Suburban myths were torn asunder and new ones created last Sunday, amid the mighty rush of lawn mower engines in a Montgomery County subdivision.
Peaceful neighbors locked in combat. Tidy lawns became battlegrounds and ride-on mowers became symbols of speed and prowess. Suburban culture, in short, ran amok.
Seven neighbors riding seven lawn tractors took off from a starting line just next to George Carman's mailbox, for the 5th Annual Moyer Road Lawn-Mower Race. It has become a traditional Easter celebration for the neighborhood, which is south of Damascus.
It is an event that ruptures suburban calm, sparks accusations of cheating and sabotage and, participants say, helps make Moyer Road a great place to live and cut grass.
Carman, sales agent for Gallo Wines in Montgomery County, drives a 5-horsepower International Harvester Cadet 5. He predicted victory for himself before the race, yet seemed worried about Ron Gilbert, who had gone all the way up to Frederick County to buy 92 octane gasoline for extra firepower.
But it was Bill Van Stry, wearing a deflated basketball for a helmet and a Halloween mask for goggles, who held the lead for halfway round the mile course. His Sears Craftsman LTV 11 Varidrive lawn tractor started slipping behind as he headed down Art Englert's front lawn and took the corner by the willow tree.
For a brief time, Gilbert, sporting a black top hat and bright red sweater, took the lead, to the cheers of the 20 or so spectators. But in the end Bob Evans, a science teacher at Thomas S. Wootton Senior High in Rockville -- and no relation to the sausage manufacturer -- pulled ahead with his mighty 12-horsepower International Harvester Cub Cadet and crossed the finish line, hands raised in exhaltation.

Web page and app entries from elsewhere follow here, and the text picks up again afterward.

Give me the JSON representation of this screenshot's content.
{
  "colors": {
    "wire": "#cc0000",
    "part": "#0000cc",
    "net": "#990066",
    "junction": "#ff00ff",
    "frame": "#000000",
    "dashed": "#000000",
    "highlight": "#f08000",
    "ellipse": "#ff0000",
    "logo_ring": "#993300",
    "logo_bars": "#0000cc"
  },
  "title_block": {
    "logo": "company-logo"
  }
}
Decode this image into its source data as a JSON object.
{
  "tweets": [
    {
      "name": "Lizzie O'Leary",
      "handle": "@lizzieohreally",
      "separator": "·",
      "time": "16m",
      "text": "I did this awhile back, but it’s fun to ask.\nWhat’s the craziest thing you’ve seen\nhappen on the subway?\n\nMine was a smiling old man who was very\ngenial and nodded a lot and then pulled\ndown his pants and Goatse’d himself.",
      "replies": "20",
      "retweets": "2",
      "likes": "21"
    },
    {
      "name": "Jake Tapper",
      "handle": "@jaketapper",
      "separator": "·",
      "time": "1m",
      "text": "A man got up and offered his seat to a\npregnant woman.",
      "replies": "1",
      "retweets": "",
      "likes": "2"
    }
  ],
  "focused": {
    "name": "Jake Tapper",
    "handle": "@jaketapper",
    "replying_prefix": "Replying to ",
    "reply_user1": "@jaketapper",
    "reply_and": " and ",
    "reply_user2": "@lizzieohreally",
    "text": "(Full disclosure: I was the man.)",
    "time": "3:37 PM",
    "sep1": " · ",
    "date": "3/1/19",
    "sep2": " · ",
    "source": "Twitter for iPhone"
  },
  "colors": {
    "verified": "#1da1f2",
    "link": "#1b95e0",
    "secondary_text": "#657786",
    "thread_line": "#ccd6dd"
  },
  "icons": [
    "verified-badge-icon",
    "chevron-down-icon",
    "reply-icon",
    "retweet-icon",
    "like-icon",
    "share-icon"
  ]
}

Van Stry, who wound up finishing last, said he was felled by the beer at the compulsory pit stop under the basketball hoop next to Englert's two-car garage. He suffered a debilitating headache the second half of the course, he said, because the beer was too cold. "I think it was sabotage," he said.

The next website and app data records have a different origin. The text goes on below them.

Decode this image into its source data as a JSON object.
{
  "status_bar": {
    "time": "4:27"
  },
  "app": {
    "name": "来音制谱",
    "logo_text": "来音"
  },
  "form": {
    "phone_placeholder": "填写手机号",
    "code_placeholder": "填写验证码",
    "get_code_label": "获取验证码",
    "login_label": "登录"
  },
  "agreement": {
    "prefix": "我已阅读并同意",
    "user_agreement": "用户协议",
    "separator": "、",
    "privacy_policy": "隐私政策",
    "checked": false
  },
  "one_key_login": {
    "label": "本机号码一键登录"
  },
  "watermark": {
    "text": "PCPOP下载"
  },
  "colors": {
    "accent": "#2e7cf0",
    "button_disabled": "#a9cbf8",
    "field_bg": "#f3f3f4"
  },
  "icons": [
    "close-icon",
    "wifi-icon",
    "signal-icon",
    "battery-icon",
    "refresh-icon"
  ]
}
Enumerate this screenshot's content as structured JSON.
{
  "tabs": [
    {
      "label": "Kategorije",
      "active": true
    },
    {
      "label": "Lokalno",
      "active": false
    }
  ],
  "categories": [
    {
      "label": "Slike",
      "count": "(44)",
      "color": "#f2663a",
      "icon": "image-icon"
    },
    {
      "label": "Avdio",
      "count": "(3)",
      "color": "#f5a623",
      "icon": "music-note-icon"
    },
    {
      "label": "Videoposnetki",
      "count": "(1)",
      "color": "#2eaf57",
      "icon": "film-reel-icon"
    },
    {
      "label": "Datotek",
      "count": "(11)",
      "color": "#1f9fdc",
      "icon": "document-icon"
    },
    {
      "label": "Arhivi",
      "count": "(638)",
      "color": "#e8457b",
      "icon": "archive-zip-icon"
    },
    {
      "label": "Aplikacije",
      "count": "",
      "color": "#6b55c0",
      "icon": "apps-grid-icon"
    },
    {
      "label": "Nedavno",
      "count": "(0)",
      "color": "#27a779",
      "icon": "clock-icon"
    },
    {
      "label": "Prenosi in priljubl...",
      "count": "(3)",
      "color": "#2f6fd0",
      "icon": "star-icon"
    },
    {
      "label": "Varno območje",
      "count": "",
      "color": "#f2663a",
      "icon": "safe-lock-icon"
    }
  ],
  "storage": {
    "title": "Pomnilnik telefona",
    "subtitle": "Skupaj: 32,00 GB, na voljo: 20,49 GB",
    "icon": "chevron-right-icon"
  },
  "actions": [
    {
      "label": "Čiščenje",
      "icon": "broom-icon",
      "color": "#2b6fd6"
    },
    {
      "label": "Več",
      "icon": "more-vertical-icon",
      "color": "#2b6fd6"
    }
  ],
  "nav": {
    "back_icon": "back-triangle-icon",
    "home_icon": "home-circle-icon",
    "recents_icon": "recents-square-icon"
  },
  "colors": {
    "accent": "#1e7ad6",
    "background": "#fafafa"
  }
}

"I normally mow by hand," added Van Stry, an insurance worker from Frewsburg, N.Y., who was visiting his brother for Easter. "That's another handicap I had."

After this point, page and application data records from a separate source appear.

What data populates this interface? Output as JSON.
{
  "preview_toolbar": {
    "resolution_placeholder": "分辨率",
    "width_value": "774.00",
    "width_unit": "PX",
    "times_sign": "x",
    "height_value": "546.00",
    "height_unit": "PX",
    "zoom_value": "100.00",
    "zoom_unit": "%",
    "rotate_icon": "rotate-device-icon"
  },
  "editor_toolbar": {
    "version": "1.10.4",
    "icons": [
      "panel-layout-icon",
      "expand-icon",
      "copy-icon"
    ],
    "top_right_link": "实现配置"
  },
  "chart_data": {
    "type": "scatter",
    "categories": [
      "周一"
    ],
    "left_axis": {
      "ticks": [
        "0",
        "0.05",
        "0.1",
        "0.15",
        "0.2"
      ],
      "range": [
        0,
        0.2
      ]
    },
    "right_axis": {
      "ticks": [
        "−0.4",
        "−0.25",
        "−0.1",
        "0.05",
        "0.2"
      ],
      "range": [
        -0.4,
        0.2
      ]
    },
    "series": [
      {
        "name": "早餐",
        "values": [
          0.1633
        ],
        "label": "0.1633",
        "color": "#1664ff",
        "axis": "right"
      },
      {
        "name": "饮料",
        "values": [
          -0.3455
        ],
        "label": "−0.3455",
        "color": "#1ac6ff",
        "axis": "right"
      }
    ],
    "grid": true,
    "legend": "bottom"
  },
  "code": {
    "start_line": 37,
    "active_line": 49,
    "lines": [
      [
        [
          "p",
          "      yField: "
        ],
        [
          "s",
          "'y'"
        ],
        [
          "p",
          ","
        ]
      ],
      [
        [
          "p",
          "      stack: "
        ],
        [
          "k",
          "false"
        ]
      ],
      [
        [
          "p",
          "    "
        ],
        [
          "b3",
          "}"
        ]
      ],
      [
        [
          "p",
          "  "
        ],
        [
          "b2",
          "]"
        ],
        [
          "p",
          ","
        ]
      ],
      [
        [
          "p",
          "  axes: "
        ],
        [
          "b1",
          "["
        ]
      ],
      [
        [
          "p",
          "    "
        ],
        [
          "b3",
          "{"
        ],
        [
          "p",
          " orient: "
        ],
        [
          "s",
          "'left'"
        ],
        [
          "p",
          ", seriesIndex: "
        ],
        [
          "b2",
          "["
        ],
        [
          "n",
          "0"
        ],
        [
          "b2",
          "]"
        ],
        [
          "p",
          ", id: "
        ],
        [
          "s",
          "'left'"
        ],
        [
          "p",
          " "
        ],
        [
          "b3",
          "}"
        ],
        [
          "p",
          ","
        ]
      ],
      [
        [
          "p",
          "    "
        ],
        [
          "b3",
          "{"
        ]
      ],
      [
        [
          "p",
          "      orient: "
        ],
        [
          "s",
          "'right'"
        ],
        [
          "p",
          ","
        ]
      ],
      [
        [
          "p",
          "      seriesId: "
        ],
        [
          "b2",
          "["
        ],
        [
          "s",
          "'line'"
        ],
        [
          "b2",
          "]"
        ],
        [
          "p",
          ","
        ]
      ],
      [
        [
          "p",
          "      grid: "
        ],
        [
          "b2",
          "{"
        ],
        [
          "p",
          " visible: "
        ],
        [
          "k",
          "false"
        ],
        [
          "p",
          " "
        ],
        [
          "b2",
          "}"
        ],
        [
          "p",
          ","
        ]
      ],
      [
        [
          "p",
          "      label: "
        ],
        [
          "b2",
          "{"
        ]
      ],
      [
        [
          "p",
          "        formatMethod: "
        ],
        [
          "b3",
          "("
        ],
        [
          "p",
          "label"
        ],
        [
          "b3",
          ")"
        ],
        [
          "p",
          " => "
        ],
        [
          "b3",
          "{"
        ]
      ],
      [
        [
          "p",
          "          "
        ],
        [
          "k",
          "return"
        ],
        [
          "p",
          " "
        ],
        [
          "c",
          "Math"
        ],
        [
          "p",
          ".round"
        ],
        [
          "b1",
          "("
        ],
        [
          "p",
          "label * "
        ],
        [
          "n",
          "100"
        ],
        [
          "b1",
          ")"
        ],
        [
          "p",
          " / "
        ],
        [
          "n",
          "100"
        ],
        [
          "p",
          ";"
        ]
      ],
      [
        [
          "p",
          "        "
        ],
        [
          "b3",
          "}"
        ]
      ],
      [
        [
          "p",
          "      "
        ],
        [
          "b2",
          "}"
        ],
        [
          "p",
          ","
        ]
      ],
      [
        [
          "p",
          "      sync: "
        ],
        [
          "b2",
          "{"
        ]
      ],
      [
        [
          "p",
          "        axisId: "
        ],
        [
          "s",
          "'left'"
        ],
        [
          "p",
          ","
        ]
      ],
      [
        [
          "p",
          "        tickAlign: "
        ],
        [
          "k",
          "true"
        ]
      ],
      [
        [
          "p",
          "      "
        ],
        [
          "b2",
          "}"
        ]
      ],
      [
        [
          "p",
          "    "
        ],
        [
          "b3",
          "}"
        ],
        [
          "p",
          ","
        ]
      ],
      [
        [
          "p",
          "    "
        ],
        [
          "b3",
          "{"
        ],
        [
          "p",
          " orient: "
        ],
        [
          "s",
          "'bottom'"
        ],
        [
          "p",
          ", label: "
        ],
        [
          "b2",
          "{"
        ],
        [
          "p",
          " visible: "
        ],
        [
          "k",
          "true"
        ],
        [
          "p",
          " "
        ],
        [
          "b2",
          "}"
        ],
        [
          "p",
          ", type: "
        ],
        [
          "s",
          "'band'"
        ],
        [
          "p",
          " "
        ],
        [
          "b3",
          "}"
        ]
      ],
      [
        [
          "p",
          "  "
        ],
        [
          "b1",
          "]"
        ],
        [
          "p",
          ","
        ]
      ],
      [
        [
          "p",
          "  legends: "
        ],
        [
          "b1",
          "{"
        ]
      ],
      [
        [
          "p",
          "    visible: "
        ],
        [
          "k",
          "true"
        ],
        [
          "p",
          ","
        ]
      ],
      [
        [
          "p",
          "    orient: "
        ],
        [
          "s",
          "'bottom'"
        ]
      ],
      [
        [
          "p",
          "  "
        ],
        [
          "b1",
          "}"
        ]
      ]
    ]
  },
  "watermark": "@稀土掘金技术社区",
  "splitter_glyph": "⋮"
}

The "powder-puff" race that followed attracted just three females; Van Stry's 16-year-old daughter Sharon took the honors.
"I'm a great driver, so I won," she summed up. "I have a lot of skill in lawn-mower driving."
Mary Van Stry, who lives on Moyer Road and is Sharon's aunt, came in second, despite an alarming detour across a small drainage ditch and onto the street, causing the evacuation of several young children.
Nancy Englert came in last and, in a good-natured way, accused her neighbor Bob Van Stry of latching her mower in third gear to give his wife an edge.
Lawn tractors aren't used just to cut grass out on Moyer Road, where the plots of land sometimes spread across an acre, and the distance between houses is often too short to drive by car but too long to go by foot.
The racing began, history tell us, back in 1981 when a group of neighbors fell into friendly dispute over who owned the fastest lawn tractor.
Now lawn mower racing is a proud neighborhood distinction, with its own memories and rituals. There is now an Easter egg hunt for the children -- and Bloody Marys for the adults -- before the race. A handicapping system developed, complete with time trials.
One year the children made miniature floats to tow behind the lawn mowers in a small, pre-race parade. Two years ago, a neighborhood police officer came out with a radar gun and clocked the fastest lawn tractor at 7.3 mph. Last year they made a videotape of the race, complete with dramatic theme music and freeze-frame shots at the end. It is shown frequently around the neighborhood.
"It's a real close-knit neighborhood," said Carman, who said events like the lawn-mower races help keep it that way. "You don't see this too much anywhere else."
"It's not suburban living," Mary Van Stry concluded. "It's just weird."